The Legend of the Stardust Brothers: This lost 1985 musical directed by Macoto Tezuka builds on Phantom Of The Paradise and The Rocky Horror Picture Show to create Japan’s own goofy rock opera. Amateur singers Kan (Kan Takagi) and Shingo (Shingo Kubota) are brought together by a mysterious music mogul who wants to turn them into Japan’s number one band. AND HE DOES! Kan and Shiga, along with superfan and wannabe singer Marimo (Kyôko Togawa), experience the heady highs of fame. But what goes up must come down, and their place at the top is threatened by newcomer Kaworu Niji (Issay). How will the boys cope with this new challenge? Will Kan ever figure out that Marimo could be more than just a friend? What kind of pot is Shingo smoking that his hallucinations are that spectacular?
I feel like a total grinch not liking this movie. It’s okay, but about 15 minutes in I had a sudden realization that I don’t enjoy this kind of film. (I sort of like Tommy, but I am a Ken Russell freak so I am not sure that counts.) That’s a bummer because there is a lot here for fans of the genre. About half the songs are pretty good, Kyôko Togawa is adorable, there are tons of fun set pieces, and there is a lot of weird visual candy. It’s just not my thing. There are tons of antics (which I am on record as not being a fan of) and some parts were dead boring to me. But if you like any of the aforementioned movies and/or shenanigans then you should totally go see this. People whose judgment I trust really enjoyed it. (I am not telling you to smoke some pot beforehand, but I live in a legal weed state and, well, some people do that; it might be beneficial here. I do not imbibe personally, although, the last time I did I made my husband watch Funny Girl and I sang all the songs to him. Loudly. So I guess I don’t totally hate musicals.)

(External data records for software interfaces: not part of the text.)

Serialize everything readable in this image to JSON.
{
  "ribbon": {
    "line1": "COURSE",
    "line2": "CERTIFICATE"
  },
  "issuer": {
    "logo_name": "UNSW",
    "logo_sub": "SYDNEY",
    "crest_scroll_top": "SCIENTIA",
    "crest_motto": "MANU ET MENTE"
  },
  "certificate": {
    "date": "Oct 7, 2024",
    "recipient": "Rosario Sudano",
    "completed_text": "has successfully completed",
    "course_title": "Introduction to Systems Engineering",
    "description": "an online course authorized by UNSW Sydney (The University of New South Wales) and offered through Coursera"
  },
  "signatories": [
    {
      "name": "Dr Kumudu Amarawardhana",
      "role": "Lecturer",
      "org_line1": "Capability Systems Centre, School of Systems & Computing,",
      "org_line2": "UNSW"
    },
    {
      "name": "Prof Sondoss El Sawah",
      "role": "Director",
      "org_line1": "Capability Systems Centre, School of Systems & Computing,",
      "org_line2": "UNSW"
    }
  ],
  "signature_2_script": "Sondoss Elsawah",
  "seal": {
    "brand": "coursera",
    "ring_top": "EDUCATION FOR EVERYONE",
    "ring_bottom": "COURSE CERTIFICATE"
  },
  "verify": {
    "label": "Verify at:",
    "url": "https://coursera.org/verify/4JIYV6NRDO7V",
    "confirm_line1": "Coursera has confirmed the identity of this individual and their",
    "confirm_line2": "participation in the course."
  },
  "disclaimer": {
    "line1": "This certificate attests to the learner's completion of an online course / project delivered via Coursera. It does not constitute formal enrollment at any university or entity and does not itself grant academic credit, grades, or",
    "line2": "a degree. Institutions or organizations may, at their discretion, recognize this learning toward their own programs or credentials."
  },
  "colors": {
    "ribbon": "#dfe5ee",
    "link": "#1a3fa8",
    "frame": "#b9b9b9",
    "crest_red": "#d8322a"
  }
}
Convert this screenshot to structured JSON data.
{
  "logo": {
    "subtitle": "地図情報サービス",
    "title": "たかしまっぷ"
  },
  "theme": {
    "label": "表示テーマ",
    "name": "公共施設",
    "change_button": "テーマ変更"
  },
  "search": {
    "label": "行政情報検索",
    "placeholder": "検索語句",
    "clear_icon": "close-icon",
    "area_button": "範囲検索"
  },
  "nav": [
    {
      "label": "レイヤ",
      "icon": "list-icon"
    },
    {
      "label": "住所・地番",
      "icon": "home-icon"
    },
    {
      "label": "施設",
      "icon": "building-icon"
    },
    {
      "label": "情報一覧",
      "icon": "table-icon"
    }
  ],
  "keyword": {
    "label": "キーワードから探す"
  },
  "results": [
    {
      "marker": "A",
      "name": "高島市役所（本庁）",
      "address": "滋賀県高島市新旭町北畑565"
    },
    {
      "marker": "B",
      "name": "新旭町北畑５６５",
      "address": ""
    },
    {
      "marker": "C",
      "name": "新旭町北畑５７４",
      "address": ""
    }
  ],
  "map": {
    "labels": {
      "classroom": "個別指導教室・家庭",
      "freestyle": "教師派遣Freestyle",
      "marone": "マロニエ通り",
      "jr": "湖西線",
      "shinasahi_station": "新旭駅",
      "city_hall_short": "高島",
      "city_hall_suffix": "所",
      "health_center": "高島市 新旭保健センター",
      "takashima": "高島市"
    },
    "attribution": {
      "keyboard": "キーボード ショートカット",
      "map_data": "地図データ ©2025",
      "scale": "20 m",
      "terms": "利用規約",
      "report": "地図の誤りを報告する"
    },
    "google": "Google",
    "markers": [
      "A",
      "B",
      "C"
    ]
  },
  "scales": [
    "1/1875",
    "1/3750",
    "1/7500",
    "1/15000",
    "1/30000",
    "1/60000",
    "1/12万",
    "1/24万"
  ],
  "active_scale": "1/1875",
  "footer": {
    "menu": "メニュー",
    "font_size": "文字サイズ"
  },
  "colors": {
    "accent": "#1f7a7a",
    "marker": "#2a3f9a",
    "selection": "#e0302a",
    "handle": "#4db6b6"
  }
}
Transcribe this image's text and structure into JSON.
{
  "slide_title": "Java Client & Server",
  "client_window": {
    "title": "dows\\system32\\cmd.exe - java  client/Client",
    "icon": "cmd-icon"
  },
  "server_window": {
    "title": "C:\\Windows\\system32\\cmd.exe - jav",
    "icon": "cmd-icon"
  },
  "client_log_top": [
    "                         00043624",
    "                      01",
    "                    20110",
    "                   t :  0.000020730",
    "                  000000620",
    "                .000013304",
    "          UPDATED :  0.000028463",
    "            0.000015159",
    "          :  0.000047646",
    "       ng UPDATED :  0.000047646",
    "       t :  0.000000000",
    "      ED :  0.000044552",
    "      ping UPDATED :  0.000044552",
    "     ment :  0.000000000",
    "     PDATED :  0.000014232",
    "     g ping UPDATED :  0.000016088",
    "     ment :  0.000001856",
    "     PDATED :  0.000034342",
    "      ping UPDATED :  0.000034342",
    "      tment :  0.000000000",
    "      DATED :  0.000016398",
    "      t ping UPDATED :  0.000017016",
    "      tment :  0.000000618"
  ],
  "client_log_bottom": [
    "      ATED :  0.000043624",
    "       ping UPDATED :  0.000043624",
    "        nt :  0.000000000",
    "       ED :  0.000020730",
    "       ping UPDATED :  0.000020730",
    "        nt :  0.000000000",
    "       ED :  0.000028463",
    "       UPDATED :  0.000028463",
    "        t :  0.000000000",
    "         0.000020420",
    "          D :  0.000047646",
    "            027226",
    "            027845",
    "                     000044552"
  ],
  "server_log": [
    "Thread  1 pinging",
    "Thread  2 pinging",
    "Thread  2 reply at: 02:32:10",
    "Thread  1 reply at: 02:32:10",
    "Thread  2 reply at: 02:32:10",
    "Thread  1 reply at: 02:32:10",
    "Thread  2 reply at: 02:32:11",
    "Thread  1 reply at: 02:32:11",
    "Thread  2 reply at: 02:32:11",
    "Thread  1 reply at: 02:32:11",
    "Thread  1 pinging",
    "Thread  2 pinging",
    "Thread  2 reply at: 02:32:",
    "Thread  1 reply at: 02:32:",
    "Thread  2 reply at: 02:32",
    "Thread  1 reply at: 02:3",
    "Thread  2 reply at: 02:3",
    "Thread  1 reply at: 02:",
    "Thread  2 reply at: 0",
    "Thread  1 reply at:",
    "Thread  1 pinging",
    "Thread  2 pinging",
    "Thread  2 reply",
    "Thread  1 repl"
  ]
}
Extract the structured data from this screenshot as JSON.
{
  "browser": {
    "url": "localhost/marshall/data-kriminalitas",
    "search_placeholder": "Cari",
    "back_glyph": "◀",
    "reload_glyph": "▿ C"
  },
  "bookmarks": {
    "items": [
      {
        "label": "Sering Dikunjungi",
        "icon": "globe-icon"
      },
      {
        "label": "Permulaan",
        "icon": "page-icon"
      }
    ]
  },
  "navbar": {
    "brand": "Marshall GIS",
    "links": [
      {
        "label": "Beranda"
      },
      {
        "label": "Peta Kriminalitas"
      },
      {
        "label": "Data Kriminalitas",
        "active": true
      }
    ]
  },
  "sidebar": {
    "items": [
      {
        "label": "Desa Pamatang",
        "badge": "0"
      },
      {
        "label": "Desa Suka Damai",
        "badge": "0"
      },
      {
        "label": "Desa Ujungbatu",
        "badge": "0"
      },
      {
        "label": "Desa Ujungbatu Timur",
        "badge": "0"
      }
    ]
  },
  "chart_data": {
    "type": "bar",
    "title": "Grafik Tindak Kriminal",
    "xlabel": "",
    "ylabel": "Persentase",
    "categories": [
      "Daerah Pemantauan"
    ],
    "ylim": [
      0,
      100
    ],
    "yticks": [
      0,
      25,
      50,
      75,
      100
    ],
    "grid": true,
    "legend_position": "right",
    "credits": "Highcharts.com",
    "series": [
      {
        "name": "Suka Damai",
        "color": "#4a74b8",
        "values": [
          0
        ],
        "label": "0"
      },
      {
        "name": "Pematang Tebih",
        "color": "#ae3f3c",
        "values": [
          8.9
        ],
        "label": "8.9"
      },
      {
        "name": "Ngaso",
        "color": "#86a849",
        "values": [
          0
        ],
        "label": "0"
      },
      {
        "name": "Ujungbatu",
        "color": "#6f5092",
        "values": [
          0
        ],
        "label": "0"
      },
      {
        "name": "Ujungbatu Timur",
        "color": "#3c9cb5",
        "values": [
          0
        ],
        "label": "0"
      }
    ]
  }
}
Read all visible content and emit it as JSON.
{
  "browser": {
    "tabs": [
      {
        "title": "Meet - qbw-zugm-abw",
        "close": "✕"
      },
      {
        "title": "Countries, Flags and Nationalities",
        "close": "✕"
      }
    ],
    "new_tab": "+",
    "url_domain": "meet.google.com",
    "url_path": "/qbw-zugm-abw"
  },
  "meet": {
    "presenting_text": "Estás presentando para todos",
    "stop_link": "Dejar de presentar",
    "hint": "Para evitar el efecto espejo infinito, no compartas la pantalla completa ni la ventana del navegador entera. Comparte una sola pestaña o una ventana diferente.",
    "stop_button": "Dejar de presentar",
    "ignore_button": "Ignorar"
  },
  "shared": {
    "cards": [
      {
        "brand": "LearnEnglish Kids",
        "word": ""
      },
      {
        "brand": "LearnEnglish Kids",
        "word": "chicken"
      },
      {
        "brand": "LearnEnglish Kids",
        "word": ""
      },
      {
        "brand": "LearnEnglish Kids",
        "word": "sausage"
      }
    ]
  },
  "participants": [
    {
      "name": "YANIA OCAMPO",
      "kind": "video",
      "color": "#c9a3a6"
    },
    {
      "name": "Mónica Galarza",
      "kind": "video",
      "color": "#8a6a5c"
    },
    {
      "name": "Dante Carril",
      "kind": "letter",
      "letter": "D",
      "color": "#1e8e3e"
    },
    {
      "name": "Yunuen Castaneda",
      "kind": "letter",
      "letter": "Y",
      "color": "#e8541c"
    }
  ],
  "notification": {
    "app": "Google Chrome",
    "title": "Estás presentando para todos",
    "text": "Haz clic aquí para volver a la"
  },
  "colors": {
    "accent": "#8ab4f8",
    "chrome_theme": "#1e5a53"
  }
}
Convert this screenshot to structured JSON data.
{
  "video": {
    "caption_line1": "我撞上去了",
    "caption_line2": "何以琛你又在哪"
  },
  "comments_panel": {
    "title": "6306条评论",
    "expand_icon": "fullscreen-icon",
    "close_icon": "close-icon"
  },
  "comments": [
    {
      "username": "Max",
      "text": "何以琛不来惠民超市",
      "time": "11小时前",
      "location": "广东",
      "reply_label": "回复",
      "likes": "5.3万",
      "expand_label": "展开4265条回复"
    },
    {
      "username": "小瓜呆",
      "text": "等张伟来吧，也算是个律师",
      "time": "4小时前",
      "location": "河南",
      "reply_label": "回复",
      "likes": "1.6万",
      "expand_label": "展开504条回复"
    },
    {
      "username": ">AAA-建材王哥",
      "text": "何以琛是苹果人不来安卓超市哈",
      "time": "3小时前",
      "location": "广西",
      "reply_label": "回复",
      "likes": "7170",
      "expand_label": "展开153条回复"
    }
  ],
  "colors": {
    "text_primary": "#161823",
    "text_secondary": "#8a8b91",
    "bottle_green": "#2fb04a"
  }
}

The Legend of the Stardust Brothers plays at the SIFF Cinema Egyptian on May 31st, June 2nd, and June 6th.
Final Grade: B
Timeless Beauty: This documentary directed by Deyan Parouchev takes a look at the current trend in the fashion industry towards casting older models and other people who don’t conform to traditional beauty standards. About two-thirds of the interviewees are conventionally beautiful, white older models (and one beautiful Chinese actress) talking about how much they like modeling. The last third is interviews with other types of nonconventional-looking people – only one of which is not ridiculously good looking in a fairly standard way. (And he’s still quite striking.) This feels more like it should be a 45-minute show for a cable fashion channel than an 85 minute feature film, mostly because there is no real point of view. The thesis of the film is 1) There are more types of people modeling than ever before! 2) Here are some people who like to model! 3) Here are some other people that want them to model! The one thing they do really right is have an actual fat person talk about her plus-size modeling career instead of someone who is a size 14.
Please note that I am not a fashion hater. I LOVE fashion as an art form. In my life, I am a pretty dull dresser, but I make my own clothes and am usually pretty happy with what I’ve got going on. (My style is boring, functional, and well-fitted.) I like beautiful clothing as art objects, but as kind of an ugly gal who has a pretty interesting life, I question the idea of beauty being important. No matter what they say, not everyone is beautiful, and I am cool with that. Being beautiful confers a lot of advantages, but should a quirk of genetics really matter that much? This film doesn’t challenge that idea, only that what we think of has beautiful has broadened over time. Which is true! Older people should be models and are more than their age! But it’s not much to base a feature film on, and I wish there was more here to savor.
Timeless Beauty plays at the AMC Pacific Place on May 31 and June 7th and Shoreline Community Collge on June 1st.
Final Grade: C